School HR departments will soon be headed full-speed into another hiring cycle in preparation for the 2016‒17 school year. This is a good time for HR departments to review their reference-checking process to ensure they get pertinent feedback on the suitability of the candidates they want to hire.
As with all HR processes, there are important dos and don’ts to keep in mind.
- Contact applicants to let them know their references will be contacted to avoid breaking the news.
- Conduct reference checks on all candidates. Ask for at least three references per candidate.
- Speak to people who worked with the candidate daily within the last five to seven years, particularly supervisors.
- Ask job-related questions, tailored to the position the individual will fill in your district.
- Pay attention to what references don’t say. Very general, hesitant, or neutral responses might indicate that the employee was a mediocre performer.
- Ask behavior-based, open-ended questions, such as, “How would you describe John’s performance?”
- When hiring teachers, ask for teacher evaluation records.
- Avoid yes or no questions.
- Don’t forget that the references given by your applicant often have a positive bias. Build rapport with them to get a balanced picture of an applicant.
- Don’t hold it against a candidate if an employer does not allow employees to give meaningful references. Just ask for an additional reference.
- Don’t use electronic media to screen candidates without establishing rules:
- Limit searches to information in the public domain.
- Don’t ask for user names or passwords to access private social media sites.
- The person who will decide whether to hire an applicant should not conduct online searches. That way, he or she won’t accidentally learn of information that can’t legally be used in a hiring decision.
- Don’t forget to ask the reference if anything else should be discussed as you wrap up the conversation.
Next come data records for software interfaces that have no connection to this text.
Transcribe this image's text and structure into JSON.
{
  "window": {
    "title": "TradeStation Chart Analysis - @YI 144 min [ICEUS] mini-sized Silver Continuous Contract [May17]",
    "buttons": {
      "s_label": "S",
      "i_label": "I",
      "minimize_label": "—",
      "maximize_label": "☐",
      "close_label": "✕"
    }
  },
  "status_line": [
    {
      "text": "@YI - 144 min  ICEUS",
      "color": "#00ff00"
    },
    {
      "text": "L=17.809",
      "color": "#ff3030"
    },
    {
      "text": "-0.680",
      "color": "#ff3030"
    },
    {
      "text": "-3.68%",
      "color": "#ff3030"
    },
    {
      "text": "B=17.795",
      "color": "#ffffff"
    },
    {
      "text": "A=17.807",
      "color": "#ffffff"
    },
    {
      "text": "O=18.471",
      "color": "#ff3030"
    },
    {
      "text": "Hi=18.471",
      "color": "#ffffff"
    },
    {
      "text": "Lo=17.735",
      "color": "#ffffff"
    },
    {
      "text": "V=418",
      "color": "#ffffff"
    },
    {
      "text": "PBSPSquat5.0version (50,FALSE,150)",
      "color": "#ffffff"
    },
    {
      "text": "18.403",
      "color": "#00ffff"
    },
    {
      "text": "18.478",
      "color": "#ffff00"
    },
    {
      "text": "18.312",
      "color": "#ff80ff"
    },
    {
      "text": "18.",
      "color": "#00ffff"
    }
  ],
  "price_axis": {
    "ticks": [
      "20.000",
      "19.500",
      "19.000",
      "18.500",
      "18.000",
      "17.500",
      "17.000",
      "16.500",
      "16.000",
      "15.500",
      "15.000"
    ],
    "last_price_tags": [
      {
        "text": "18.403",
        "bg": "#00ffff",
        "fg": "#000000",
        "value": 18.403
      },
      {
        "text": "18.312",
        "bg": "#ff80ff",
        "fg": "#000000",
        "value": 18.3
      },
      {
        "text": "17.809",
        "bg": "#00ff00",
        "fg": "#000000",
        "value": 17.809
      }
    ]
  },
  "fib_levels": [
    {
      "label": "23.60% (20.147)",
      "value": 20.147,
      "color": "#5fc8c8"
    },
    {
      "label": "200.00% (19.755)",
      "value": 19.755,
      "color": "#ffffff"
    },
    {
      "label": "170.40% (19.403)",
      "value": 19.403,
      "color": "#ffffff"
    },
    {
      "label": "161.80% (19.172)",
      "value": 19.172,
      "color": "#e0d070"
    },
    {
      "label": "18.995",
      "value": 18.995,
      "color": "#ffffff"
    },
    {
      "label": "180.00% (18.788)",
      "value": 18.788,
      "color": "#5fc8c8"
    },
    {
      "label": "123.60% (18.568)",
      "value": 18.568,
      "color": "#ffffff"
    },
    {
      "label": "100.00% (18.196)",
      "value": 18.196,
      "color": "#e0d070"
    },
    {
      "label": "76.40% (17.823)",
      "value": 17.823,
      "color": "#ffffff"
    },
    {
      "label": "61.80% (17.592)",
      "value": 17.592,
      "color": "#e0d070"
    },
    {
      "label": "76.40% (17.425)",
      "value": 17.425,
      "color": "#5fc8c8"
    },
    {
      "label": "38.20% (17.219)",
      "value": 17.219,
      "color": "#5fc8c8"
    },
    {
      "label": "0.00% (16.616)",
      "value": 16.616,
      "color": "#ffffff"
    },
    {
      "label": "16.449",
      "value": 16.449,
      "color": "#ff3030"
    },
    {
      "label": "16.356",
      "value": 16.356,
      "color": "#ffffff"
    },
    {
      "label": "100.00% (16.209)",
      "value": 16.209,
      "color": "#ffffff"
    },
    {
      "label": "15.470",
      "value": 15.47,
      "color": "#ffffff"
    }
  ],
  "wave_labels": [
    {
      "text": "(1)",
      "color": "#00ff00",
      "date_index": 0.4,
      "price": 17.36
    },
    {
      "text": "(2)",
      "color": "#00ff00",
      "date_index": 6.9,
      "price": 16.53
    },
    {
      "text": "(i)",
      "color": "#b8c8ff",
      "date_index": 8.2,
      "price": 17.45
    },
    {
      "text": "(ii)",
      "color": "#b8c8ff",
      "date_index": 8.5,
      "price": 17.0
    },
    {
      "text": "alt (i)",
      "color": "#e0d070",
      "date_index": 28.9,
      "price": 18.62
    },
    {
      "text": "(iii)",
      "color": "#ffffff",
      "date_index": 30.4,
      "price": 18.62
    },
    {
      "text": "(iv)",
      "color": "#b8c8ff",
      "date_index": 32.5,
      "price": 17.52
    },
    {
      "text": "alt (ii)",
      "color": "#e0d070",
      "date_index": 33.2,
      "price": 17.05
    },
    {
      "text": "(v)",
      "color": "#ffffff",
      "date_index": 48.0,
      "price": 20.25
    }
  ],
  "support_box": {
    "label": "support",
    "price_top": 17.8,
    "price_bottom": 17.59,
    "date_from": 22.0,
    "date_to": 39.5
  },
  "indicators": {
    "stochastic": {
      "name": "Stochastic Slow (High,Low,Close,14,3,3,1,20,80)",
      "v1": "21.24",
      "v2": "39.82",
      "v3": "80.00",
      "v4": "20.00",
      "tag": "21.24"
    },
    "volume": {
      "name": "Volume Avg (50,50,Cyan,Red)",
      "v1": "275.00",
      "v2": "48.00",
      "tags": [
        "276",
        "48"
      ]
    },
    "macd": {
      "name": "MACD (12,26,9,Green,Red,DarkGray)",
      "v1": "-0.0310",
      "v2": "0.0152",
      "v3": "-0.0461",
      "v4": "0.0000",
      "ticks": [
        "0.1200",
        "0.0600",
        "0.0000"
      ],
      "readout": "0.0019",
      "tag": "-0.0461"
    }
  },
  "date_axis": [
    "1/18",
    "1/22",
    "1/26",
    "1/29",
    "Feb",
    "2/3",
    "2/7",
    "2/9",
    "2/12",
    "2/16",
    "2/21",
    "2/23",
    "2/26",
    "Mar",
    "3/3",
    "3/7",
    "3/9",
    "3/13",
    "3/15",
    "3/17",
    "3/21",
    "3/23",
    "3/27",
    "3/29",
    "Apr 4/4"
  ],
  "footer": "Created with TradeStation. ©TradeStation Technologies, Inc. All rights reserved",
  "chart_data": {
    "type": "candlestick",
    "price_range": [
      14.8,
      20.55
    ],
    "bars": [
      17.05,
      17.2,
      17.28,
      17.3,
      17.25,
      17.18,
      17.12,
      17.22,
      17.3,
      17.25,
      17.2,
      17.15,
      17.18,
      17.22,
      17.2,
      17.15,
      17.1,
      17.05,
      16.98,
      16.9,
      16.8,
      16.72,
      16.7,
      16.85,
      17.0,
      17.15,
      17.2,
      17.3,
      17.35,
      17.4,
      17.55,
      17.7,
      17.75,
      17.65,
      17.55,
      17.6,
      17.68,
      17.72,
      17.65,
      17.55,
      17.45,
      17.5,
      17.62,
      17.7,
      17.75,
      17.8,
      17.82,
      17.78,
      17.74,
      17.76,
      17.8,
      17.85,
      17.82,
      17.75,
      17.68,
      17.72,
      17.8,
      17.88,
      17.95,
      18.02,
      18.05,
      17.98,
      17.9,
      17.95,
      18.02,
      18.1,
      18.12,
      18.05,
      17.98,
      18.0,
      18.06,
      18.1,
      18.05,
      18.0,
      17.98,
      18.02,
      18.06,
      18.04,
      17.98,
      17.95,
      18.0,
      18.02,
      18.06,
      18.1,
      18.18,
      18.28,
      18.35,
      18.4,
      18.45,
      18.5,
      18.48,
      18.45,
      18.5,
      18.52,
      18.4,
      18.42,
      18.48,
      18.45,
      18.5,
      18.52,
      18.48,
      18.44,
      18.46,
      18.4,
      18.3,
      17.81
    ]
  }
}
This is your last chance to get information of value.
Common questions to ask of references
- What are your overall impressions of the candidate?
- What were his or her job responsibilities?
- Was he or she successful in his or her role? Why or why not?
- What was it like to supervise the person?
- Was the person a valuable member of the team? Why or why not?
- What unique skills did he or she bring to your organization?
- What were his or her strengths?
- What were his or her weaknesses or areas that needed improvement?
- Was the person ever disciplined? If so, what were the circumstances?
- Do you think the person is suitable for the job he or she applied for?
- Why did the person leave?
- Would you rehire him or her?
For additional information on checking references, consult the HR Library’s Employment Reference Check page (member log-in required).